> _Work request_
Using the records below, give the number of lines where the string "JSON" shows up. Add nothing to it.

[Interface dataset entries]
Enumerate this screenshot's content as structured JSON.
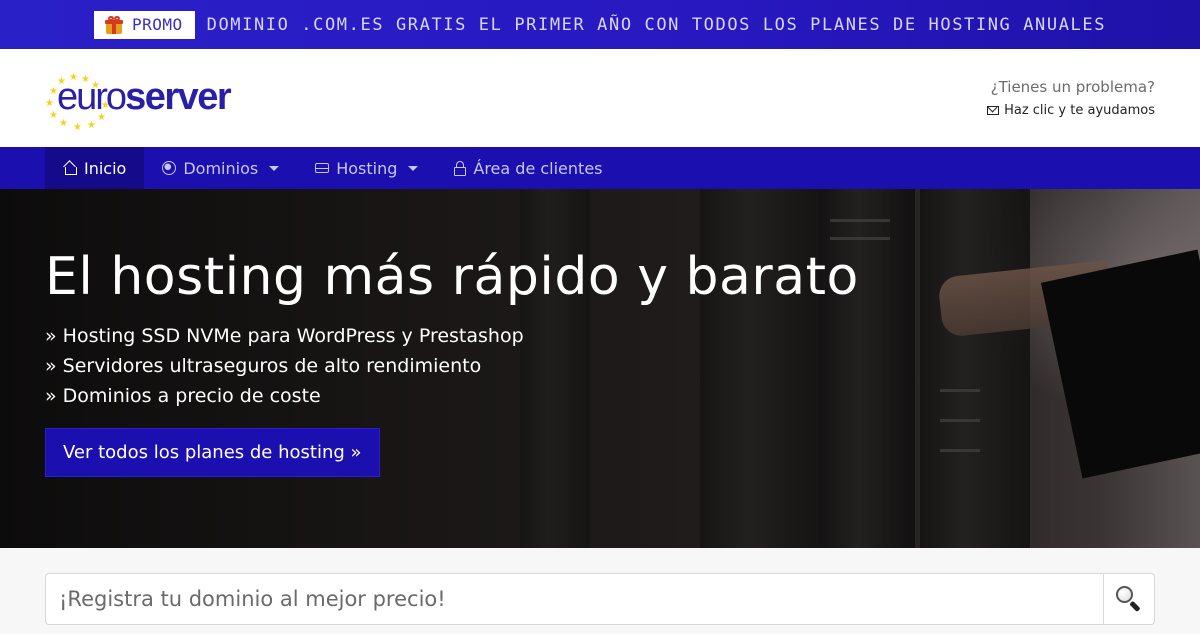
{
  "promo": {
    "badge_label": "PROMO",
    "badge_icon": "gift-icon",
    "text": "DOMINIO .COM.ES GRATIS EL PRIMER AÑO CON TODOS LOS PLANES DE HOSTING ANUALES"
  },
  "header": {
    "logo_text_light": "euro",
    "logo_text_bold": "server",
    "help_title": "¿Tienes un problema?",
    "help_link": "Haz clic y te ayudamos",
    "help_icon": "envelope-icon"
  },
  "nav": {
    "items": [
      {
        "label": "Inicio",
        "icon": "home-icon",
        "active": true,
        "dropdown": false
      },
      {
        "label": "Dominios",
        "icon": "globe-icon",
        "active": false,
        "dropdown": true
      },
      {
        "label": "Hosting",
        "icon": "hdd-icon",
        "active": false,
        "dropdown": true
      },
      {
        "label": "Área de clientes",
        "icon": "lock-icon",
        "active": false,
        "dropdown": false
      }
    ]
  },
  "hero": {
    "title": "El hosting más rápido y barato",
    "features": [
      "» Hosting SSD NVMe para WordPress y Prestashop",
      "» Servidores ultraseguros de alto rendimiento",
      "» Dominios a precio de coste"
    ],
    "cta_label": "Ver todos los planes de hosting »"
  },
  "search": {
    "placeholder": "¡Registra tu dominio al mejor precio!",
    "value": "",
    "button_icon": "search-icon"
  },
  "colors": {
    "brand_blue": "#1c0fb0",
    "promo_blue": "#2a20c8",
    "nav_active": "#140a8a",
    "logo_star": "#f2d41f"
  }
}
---
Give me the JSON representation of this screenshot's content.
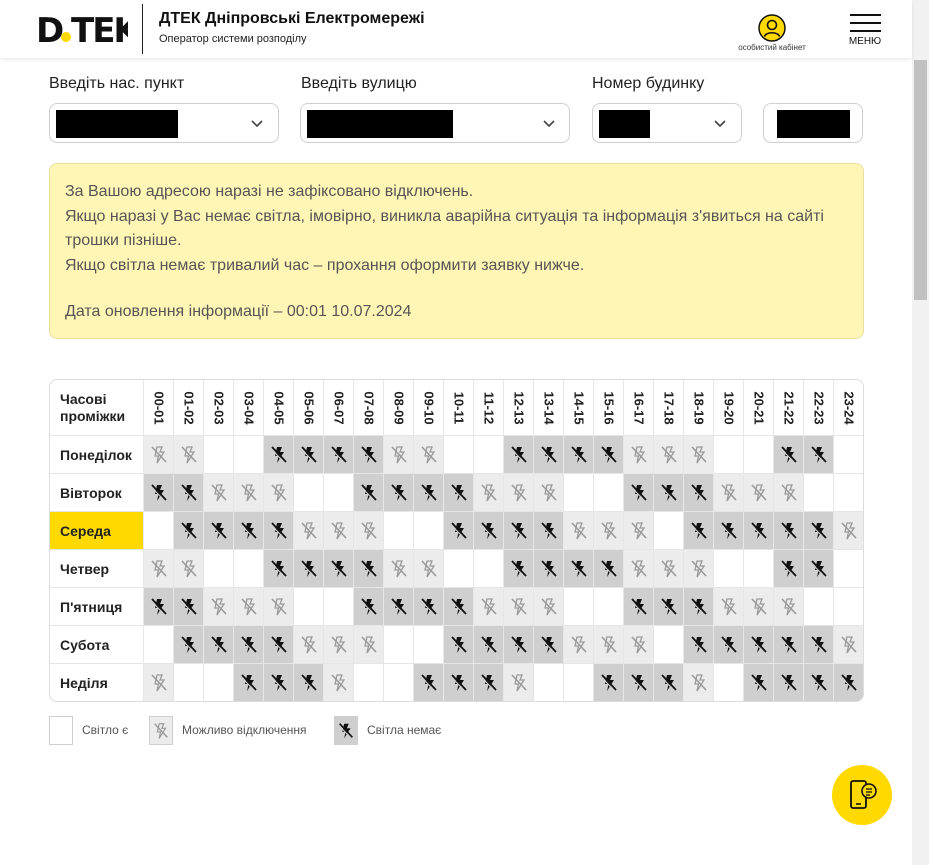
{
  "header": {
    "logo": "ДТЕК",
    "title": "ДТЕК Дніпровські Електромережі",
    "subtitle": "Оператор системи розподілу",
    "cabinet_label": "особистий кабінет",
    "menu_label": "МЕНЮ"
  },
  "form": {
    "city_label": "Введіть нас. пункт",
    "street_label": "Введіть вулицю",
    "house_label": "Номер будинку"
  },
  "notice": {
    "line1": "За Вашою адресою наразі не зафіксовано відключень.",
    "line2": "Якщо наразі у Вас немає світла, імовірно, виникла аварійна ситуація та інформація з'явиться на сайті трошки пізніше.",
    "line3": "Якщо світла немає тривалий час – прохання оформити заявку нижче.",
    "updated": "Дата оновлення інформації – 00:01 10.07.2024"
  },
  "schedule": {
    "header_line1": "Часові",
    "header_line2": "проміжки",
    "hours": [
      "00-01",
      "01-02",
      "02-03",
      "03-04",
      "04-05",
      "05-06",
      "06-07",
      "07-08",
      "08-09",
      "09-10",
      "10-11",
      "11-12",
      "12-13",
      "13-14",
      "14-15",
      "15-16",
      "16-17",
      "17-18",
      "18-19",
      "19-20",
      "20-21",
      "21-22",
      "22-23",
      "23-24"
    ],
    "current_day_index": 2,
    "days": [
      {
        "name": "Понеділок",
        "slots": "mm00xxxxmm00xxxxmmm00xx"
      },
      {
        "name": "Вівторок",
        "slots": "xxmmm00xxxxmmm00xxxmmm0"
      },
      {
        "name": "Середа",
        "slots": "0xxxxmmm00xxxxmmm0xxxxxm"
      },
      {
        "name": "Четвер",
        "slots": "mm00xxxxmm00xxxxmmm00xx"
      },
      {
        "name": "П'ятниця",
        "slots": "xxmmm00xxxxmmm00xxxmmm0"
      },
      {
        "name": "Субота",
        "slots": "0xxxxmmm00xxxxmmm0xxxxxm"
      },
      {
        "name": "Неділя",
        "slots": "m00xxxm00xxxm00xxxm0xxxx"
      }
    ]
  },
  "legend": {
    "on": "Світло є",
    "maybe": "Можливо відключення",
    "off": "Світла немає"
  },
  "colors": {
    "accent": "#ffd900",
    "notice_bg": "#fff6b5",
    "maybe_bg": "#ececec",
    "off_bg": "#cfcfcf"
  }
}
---
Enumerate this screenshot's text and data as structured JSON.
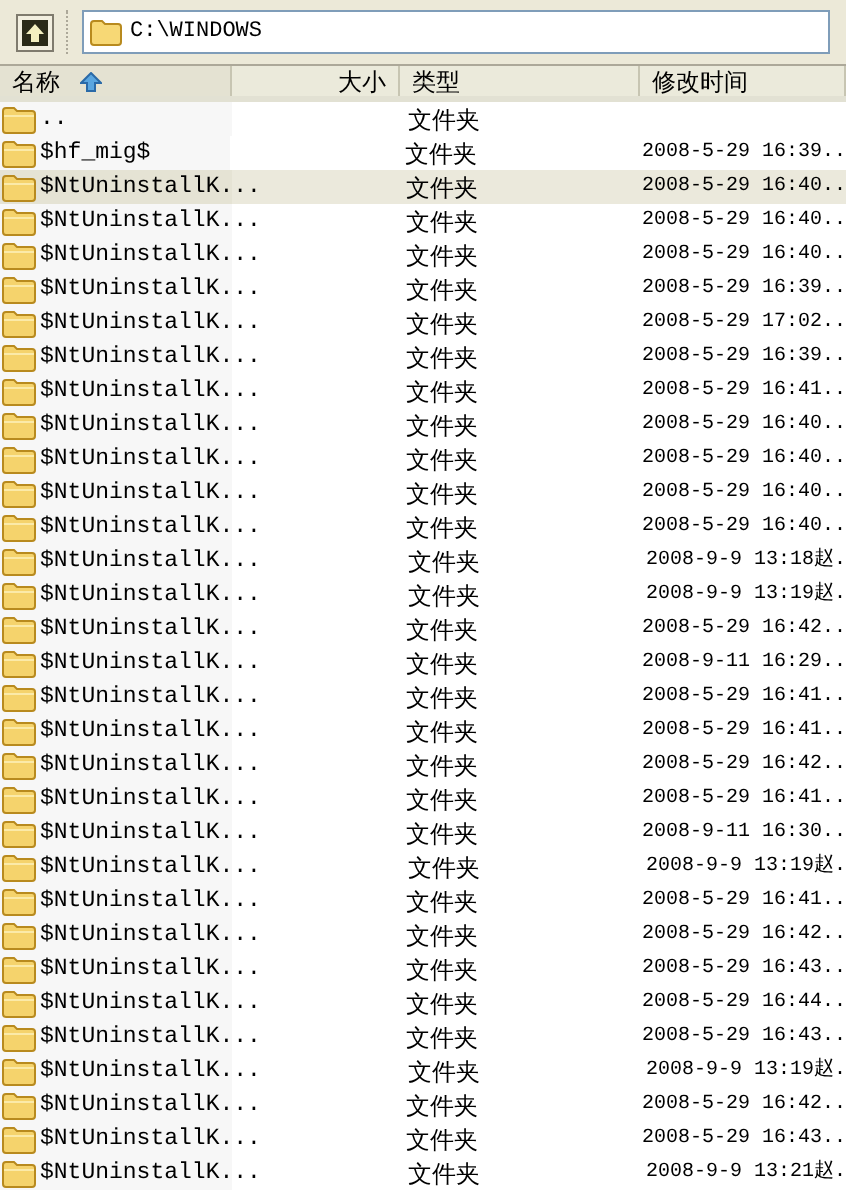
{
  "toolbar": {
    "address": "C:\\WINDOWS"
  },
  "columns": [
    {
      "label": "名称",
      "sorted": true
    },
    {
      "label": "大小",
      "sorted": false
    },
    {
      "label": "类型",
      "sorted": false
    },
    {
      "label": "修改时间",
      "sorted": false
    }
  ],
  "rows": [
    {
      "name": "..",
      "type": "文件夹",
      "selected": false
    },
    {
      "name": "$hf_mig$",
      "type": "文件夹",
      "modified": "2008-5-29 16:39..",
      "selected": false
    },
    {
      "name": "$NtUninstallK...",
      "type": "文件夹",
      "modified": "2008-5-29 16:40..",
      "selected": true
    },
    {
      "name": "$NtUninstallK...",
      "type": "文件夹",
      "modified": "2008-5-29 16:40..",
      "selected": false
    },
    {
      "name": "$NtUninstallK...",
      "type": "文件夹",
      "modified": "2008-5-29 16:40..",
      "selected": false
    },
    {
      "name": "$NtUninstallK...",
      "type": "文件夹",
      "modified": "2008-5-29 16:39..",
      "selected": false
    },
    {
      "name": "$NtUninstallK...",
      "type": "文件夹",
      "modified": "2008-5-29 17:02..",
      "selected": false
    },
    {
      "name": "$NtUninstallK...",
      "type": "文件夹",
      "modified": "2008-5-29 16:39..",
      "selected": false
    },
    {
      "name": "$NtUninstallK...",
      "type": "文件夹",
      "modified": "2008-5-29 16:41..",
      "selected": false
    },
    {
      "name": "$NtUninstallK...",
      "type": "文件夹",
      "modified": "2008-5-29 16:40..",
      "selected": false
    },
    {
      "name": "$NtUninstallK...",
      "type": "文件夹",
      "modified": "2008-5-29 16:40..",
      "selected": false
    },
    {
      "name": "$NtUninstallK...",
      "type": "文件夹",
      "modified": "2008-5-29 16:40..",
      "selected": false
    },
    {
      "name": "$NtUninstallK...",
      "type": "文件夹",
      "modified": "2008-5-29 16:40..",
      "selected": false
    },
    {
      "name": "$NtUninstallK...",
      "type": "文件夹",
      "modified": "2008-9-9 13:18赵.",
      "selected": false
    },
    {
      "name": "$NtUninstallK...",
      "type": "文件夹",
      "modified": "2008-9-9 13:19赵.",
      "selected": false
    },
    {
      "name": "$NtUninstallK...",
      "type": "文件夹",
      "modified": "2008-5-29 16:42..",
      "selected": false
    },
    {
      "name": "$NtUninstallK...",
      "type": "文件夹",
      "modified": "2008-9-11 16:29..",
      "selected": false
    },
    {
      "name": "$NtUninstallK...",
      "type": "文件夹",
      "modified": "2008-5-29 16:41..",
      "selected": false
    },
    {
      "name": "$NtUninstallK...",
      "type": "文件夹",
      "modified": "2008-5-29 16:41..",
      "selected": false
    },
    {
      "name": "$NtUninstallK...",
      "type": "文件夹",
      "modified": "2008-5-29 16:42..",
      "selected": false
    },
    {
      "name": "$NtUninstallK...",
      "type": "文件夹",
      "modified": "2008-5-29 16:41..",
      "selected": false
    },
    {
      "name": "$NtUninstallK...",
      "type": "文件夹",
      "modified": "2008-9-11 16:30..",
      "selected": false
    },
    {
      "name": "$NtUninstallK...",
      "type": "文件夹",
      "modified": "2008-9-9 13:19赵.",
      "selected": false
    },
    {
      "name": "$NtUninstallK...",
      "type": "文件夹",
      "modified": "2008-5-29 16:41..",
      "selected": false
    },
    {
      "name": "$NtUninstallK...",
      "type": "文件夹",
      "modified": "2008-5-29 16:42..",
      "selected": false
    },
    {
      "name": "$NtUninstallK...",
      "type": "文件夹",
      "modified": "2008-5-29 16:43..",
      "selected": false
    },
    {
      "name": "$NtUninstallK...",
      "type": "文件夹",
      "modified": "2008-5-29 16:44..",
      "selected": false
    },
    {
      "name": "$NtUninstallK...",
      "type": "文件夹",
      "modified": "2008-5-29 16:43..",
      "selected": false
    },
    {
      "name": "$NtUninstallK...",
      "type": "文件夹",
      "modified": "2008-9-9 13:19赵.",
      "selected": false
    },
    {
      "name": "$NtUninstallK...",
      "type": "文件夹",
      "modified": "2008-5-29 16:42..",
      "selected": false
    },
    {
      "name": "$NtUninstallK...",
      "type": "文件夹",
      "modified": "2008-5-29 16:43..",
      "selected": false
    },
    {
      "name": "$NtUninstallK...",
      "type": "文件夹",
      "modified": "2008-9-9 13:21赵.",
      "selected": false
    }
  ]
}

> _Solution_
3